*YOUR TASK*
Render every entry verbatim.

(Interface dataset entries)

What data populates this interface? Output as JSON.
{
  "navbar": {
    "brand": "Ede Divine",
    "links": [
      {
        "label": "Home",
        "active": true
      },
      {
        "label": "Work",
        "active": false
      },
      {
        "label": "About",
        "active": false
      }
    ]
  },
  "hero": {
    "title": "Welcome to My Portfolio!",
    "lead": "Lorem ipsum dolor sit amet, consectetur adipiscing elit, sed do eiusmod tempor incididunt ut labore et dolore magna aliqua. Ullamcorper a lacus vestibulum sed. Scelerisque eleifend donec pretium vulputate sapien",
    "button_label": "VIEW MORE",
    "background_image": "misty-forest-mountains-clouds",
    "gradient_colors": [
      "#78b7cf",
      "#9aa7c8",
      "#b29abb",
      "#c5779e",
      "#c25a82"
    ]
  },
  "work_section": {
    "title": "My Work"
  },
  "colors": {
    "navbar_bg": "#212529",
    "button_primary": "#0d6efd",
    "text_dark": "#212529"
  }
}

*FINISHED TASK*
What data populates this interface? Output as JSON.
{
  "navbar": {
    "brand": "Ede Divine",
    "links": [
      {
        "label": "Home",
        "active": true
      },
      {
        "label": "Work",
        "active": false
      },
      {
        "label": "About",
        "active": false
      }
    ]
  },
  "hero": {
    "title": "Welcome to My Portfolio!",
    "lead": "Lorem ipsum dolor sit amet, consectetur adipiscing elit, sed do eiusmod tempor incididunt ut labore et dolore magna aliqua. Ullamcorper a lacus vestibulum sed. Scelerisque eleifend donec pretium vulputate sapien",
    "button_label": "VIEW MORE",
    "background_image": "misty-forest-mountains-clouds",
    "gradient_colors": [
      "#78b7cf",
      "#9aa7c8",
      "#b29abb",
      "#c5779e",
      "#c25a82"
    ]
  },
  "work_section": {
    "title": "My Work"
  },
  "colors": {
    "navbar_bg": "#212529",
    "button_primary": "#0d6efd",
    "text_dark": "#212529"
  }
}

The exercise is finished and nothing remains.